About Our Classes

SPINNING on drop spindle or wheel

We carry spinning wheels by The Merlin Tree, (the Hitchiker and the Road Bug), handcrafted spindles and tools for spinning & yarn-making, fibers, roving, top, and locks and effect fibers for adding texture and sparkle.

FELT MAKING is an Ancient Process

At The Sheep Shoppe, we have materials and instruction for you to explore your creativity through felt making. 

There are several ways to make felt and your method will generally be determined by what you would like to make.  Below are descriptions and photos of the different kinds of felt making. Find more inspiring photos and sign up for classes here.


Wet felting refers to any kind of felt making that uses water, heat, and agitation.  Whether nuno, 3D with a resist, plain wool felt, or a new felting style called ArtFelt, the technique is pretty much the same.  The fibers are laid out on a textured mat, such as bubble wrap or a bamboo curtain.  In the most basic felt making, the fibers must be strategically crossed in layers in order to get them to lock together.  The layout is always part of the design element and is where much of your creativity comes in!  Different colors and/or fibers can be used to create your unique design. 

Soap and hot water are then introduced and the piece is thoroughly wetted with hot water and carefully rubbed with a little bit of soap (preferably pure olive oil soap)  to lock the design in place and get the felting process started.  The piece is then rolled up and the bubble wrap or mat is secured with ties at each end.  After the mat has rolled up and secured, pressure and motion are applied to the roll with the hands and forearms as the mat is rolled to get the fibers to lock together.  The roll must be opened after a period of rolling and the piece turned and rolled again the opposite way to insure all the shrinkage is not in one direction only.  Once the piece is well felted so that it will not fall apart, the wrap is removed and other techniques are used for fulling, or finishing the felted piece. 

In more advanced felt making, forms and resists are utilized to make effects on the felted fabric and also to create 3 dimensional shapes. The technique known as nuno felting can be used effectively in both 3 dimensional and flat felting but refers to the incorporation of silk fabric. Nuno felting is often employed for making wearable art works. (Link to Cristina's class)

It doesn't stop there!  Some of the things you can make are beads, faux flowers, vessels, footwear, gloves, mittens, shawls and clothing, dolls, toys, puppets, just about anything your imagination can cook up can be made from felt!

See the gallery of felt making here to get inspired and see the difference between different kinds of felt making.

Age is not a factor in felt making! As long as you can keep your mind and body focused, you can make felt!

See our list of felt making classes here!


Needle felting is a relatively new craft that has become quite popular.  It's sometimes referred to as dry felting because no water is necessary like in traditional felt making.  Needle felting is done by hand with a tool known as a felting needle.

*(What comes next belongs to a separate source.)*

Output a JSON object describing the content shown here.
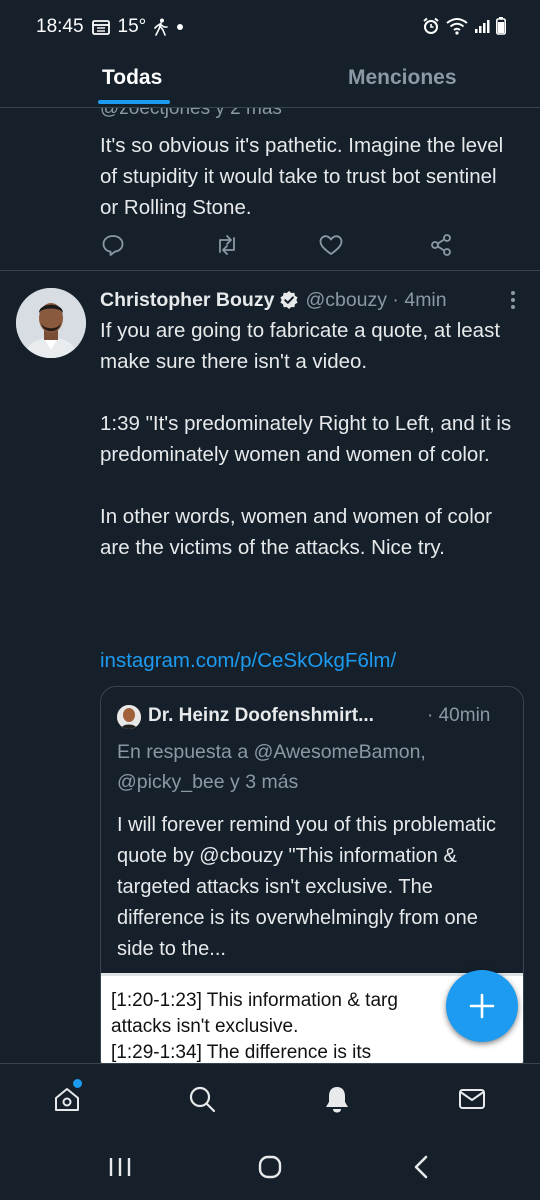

This tool is actually a needle from a commercial felting machine that makes non-woven batts for quilts, or felt fabric from wool and other fibers for interior and hardware applications.  The felting needle is sharp and pointy with barbs on the end.  When you introduce it to wool fibers by stabbing the needle into them, the motion of the barbs causes the fibers to tangle together. The more the wool is needled, the tighter and smaller it becomes.  The piece shrinks and takes on a shape that depends on where and how much you stab into it with the needle.  Details like color and naturalism are usually added once a basic shape has been formed.  This kind of needle felting is employed to create ornaments, softies, and dolls.  Whether or not it becomes a piece of art is up to you!   

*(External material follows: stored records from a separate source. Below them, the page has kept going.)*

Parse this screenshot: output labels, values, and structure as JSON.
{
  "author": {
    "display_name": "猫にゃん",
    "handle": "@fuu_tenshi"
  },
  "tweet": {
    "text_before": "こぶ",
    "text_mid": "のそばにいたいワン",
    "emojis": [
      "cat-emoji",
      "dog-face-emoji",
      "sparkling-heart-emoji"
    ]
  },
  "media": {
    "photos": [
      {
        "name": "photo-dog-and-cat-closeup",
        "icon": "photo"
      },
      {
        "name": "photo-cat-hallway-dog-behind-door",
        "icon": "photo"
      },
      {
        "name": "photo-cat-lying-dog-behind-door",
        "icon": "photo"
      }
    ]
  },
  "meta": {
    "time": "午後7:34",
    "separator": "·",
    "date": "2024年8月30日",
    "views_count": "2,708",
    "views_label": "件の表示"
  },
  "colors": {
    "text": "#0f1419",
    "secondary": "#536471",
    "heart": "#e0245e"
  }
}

Needle felting can also be used to apply designs in wool fiber, fabric, or yarn to woolen fabrics like sweaters and blankets, or even pieces of felt or pre-felt fabric to create a painting in wool.  The same stabbing technique is used but the piece is laid flat on a soft, porous mat at least an inch or two thick, open or closed cell foam, to protect the table below as well as prevent the needle from breaking by hitting a hard surface.  Needle felted artworks that are created flat are sometimes then wet-felted or fulled to give a smoother, tighter finish.